**DATA TO PROCESS:**
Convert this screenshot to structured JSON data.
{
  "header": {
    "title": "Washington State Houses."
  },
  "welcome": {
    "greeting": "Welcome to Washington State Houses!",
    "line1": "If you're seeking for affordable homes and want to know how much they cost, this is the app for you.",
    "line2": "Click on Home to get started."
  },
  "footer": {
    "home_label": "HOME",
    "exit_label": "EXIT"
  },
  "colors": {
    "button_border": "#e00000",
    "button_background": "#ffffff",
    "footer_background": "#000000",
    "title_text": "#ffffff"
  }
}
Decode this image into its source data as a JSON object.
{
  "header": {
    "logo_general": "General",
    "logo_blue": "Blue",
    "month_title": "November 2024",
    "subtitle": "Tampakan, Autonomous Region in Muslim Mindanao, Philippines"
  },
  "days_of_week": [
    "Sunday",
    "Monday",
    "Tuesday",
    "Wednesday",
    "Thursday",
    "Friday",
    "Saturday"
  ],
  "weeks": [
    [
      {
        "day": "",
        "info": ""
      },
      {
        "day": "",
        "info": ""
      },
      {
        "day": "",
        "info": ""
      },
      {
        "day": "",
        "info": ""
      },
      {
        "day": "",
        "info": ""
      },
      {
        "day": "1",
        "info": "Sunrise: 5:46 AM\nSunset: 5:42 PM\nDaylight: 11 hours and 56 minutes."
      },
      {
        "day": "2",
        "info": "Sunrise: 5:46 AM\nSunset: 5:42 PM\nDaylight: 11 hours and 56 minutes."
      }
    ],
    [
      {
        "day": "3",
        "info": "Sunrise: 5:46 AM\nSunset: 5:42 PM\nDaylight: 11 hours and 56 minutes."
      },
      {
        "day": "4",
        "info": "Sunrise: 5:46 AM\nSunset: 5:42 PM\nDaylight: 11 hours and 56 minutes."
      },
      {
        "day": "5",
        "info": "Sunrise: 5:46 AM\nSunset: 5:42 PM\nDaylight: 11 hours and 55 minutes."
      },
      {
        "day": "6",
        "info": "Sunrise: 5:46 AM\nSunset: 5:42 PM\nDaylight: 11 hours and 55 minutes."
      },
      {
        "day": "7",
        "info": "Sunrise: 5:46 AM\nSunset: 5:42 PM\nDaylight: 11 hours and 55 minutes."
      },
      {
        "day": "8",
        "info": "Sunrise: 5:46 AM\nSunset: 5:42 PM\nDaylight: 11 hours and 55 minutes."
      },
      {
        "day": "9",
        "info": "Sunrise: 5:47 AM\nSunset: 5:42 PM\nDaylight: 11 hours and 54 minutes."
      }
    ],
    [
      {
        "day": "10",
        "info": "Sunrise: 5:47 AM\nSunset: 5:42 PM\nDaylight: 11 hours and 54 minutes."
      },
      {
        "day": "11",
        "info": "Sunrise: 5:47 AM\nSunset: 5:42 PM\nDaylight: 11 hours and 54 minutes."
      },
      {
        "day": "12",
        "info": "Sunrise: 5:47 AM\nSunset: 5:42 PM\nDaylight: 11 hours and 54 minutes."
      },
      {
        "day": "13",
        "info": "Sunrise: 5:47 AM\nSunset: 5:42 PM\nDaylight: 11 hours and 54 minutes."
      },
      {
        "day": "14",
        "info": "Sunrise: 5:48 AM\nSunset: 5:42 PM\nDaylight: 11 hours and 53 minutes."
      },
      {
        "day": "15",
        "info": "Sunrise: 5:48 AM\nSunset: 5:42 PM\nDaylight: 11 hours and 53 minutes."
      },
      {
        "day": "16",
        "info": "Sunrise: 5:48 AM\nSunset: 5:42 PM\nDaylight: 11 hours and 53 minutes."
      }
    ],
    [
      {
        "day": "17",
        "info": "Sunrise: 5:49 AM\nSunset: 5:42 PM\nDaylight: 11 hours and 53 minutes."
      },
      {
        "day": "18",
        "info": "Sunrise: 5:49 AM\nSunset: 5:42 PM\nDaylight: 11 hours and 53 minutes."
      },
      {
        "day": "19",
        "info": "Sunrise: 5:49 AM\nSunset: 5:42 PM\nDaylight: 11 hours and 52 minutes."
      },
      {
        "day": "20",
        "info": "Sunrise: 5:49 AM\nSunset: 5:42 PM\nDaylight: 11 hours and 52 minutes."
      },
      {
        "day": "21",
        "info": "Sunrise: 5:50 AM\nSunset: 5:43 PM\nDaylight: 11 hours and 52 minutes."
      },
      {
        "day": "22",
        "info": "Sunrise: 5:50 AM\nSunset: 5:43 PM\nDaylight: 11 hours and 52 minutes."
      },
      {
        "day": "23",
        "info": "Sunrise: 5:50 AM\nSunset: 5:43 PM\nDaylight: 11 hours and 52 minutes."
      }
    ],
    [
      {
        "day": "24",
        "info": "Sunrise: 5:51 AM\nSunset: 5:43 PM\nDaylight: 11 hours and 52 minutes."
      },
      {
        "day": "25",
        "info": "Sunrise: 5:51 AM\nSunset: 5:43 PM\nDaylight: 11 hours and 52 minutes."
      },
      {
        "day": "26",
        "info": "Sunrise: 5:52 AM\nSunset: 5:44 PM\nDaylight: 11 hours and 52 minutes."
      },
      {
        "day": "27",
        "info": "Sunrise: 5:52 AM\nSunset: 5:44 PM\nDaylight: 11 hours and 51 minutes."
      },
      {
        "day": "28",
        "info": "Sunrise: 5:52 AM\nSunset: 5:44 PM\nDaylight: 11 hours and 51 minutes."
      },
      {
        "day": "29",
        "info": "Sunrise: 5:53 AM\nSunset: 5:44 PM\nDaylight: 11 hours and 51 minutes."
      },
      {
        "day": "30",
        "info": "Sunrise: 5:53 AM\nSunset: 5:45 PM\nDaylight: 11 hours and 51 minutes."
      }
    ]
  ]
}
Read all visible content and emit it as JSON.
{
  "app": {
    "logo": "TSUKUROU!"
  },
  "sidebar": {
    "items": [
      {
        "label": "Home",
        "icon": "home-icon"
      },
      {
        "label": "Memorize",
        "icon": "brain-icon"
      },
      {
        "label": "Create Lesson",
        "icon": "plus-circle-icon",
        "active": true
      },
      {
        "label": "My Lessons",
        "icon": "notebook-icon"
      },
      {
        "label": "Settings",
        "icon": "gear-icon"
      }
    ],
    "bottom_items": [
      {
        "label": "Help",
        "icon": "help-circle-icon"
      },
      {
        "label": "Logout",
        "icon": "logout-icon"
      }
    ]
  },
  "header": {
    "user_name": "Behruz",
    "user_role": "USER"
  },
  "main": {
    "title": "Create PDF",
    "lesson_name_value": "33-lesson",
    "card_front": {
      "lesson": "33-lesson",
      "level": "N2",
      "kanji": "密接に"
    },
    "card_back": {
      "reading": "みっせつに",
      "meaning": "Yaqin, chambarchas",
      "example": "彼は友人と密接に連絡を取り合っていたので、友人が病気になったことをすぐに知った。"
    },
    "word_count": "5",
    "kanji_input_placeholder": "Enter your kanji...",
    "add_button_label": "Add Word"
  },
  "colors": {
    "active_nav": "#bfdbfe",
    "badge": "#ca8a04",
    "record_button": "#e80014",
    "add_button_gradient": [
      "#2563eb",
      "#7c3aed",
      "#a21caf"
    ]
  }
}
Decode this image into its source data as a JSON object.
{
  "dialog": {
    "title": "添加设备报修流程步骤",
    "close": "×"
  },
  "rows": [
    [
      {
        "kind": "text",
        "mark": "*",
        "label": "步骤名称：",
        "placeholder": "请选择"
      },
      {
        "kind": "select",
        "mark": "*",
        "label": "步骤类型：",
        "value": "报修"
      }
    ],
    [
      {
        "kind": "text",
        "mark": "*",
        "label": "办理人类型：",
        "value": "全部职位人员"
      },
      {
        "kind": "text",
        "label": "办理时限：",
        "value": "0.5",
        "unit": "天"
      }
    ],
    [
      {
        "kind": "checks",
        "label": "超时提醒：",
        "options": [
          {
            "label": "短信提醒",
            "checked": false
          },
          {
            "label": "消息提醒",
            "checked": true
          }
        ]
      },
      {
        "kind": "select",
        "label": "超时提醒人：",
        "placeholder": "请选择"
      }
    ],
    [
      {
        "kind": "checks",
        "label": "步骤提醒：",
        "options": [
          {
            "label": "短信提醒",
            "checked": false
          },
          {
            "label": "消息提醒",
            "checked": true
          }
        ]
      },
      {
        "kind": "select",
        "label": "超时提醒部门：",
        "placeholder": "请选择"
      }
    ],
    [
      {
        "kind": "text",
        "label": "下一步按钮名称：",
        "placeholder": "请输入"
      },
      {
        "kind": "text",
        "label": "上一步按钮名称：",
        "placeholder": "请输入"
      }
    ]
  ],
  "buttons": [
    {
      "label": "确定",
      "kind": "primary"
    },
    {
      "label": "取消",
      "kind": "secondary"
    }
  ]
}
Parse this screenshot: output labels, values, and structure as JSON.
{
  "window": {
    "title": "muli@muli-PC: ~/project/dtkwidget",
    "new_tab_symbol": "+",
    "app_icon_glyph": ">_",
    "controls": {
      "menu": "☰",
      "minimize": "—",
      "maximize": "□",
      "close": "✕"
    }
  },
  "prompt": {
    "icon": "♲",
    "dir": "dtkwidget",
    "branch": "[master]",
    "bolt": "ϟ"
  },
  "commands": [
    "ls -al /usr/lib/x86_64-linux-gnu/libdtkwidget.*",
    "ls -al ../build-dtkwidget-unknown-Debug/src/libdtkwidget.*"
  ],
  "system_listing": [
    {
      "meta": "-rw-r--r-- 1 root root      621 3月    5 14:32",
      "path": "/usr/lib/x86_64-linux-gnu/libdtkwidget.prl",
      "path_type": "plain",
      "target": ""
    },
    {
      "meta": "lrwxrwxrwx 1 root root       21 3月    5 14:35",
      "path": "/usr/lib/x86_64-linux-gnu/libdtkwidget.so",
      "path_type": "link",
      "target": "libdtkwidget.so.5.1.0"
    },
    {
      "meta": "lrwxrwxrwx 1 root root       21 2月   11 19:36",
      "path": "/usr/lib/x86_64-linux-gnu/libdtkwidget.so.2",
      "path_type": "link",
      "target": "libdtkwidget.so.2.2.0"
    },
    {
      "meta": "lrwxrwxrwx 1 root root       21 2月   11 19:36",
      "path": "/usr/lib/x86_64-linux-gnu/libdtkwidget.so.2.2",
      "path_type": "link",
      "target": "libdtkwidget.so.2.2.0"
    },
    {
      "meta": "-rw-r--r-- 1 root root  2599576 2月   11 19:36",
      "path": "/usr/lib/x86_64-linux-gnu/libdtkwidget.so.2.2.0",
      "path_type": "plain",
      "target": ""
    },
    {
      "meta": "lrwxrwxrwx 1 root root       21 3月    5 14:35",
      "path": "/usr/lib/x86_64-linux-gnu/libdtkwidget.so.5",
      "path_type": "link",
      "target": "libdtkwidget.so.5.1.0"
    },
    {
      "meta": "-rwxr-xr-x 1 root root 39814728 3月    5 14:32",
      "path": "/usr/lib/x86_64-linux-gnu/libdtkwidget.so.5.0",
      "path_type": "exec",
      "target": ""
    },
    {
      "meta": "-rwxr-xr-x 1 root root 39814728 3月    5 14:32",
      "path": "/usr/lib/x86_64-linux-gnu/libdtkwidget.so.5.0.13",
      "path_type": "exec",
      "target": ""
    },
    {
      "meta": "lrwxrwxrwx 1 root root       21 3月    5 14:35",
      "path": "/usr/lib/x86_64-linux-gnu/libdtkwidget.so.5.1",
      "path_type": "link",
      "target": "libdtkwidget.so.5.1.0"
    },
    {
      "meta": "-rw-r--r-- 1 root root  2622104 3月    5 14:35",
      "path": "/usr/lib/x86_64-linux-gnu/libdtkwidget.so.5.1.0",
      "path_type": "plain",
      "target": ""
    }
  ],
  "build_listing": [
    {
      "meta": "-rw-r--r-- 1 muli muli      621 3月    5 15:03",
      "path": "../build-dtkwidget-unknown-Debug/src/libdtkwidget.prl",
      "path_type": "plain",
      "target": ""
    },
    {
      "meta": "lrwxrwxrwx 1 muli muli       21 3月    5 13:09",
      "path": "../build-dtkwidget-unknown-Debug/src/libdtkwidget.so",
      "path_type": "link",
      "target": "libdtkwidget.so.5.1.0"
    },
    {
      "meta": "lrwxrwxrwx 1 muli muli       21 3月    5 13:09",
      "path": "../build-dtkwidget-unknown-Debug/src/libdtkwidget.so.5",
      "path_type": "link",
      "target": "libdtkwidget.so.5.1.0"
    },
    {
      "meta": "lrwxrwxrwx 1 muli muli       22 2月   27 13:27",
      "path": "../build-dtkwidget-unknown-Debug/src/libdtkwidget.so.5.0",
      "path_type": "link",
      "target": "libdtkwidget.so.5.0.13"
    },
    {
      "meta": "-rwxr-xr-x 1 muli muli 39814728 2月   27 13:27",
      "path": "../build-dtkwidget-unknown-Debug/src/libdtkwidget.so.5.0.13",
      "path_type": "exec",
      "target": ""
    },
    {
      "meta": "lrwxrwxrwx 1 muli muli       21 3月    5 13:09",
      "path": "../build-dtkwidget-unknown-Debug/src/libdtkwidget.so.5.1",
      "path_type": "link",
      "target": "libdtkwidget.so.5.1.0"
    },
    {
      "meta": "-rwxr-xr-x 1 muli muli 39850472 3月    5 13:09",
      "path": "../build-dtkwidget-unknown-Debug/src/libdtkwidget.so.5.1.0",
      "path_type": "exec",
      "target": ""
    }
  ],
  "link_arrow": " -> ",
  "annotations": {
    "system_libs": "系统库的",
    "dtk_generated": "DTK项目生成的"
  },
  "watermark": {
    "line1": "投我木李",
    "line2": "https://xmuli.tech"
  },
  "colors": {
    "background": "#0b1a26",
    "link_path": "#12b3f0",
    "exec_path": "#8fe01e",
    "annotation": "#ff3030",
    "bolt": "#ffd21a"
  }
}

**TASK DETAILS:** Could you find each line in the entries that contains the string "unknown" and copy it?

**ANSWER TO THIS PROBLEM:**
    "ls -al ../build-dtkwidget-unknown-Debug/src/libdtkwidget.*"
      "path": "../build-dtkwidget-unknown-Debug/src/libdtkwidget.prl",
      "path": "../build-dtkwidget-unknown-Debug/src/libdtkwidget.so",
      "path": "../build-dtkwidget-unknown-Debug/src/libdtkwidget.so.5",
      "path": "../build-dtkwidget-unknown-Debug/src/libdtkwidget.so.5.0",
      "path": "../build-dtkwidget-unknown-Debug/src/libdtkwidget.so.5.0.13",
      "path": "../build-dtkwidget-unknown-Debug/src/libdtkwidget.so.5.1",
      "path": "../build-dtkwidget-unknown-Debug/src/libdtkwidget.so.5.1.0",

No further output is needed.